Element data from apps and pages:

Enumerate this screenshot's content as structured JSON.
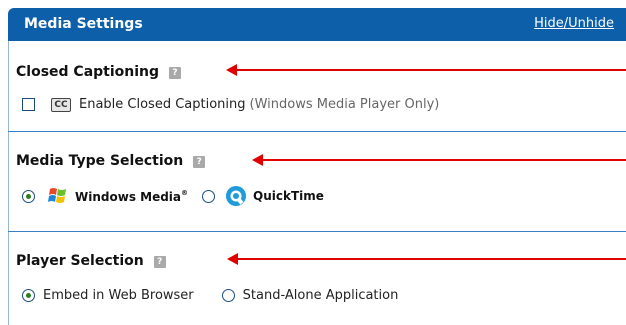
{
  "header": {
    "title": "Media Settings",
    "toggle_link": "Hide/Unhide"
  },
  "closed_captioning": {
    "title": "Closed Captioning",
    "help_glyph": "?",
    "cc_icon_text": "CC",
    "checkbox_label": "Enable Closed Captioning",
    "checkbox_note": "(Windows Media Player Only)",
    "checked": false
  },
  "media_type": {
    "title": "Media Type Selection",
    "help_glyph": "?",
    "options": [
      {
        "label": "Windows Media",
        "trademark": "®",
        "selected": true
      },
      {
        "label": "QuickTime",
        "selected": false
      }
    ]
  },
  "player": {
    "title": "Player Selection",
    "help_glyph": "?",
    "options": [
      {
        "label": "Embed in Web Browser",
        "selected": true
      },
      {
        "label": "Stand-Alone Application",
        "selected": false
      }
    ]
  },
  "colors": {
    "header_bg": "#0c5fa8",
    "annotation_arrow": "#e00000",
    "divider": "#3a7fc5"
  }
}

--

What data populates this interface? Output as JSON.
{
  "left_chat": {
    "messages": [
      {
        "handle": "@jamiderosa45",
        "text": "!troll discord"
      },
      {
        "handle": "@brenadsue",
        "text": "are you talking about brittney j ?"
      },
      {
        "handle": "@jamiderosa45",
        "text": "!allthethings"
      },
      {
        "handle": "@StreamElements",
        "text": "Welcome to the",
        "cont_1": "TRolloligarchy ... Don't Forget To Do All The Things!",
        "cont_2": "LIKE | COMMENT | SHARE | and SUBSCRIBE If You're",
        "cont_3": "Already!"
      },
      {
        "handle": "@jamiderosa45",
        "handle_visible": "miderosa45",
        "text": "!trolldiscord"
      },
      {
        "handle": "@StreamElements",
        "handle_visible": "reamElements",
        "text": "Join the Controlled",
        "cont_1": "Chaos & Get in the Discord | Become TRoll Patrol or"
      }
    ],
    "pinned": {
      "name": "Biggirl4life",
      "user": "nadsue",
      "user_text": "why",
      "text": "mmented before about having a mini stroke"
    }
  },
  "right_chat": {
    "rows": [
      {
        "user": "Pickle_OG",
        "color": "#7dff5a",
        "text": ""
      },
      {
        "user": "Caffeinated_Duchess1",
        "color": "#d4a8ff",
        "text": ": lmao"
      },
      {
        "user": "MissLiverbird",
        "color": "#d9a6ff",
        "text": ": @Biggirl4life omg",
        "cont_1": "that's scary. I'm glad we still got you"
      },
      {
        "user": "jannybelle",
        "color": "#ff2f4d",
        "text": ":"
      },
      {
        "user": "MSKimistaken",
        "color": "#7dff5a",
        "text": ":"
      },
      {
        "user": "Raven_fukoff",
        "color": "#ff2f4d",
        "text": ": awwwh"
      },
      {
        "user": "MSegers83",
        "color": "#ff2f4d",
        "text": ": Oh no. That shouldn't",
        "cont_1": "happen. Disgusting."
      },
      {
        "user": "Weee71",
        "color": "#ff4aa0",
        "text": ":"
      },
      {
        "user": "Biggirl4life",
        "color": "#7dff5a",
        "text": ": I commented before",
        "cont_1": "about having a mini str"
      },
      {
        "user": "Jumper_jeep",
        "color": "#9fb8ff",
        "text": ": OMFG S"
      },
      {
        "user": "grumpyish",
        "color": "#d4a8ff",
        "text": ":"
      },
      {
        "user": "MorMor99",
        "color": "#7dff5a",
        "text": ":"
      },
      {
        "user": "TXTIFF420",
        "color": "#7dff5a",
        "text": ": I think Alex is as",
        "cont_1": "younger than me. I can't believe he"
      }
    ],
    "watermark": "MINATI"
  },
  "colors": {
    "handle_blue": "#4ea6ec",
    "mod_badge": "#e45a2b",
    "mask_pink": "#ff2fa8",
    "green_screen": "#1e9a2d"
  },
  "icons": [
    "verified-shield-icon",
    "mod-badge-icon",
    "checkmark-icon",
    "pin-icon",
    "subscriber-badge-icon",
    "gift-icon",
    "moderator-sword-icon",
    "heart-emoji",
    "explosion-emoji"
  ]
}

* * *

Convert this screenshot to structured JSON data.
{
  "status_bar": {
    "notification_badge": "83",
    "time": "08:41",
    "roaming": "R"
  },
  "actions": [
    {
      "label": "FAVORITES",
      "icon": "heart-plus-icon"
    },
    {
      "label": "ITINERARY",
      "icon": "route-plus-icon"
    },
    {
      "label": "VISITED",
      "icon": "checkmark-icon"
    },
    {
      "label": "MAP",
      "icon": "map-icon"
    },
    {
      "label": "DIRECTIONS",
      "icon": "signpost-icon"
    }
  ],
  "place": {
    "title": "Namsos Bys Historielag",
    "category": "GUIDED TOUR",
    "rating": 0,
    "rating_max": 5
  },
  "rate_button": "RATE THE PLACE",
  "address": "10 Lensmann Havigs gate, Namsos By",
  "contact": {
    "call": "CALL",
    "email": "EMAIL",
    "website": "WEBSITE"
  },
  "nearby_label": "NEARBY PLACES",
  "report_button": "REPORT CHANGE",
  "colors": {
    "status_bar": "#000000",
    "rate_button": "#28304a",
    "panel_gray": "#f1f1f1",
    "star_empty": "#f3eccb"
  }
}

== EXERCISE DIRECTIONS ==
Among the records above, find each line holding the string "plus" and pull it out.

== RESPONSE ==
      "icon": "heart-plus-icon"
      "icon": "route-plus-icon"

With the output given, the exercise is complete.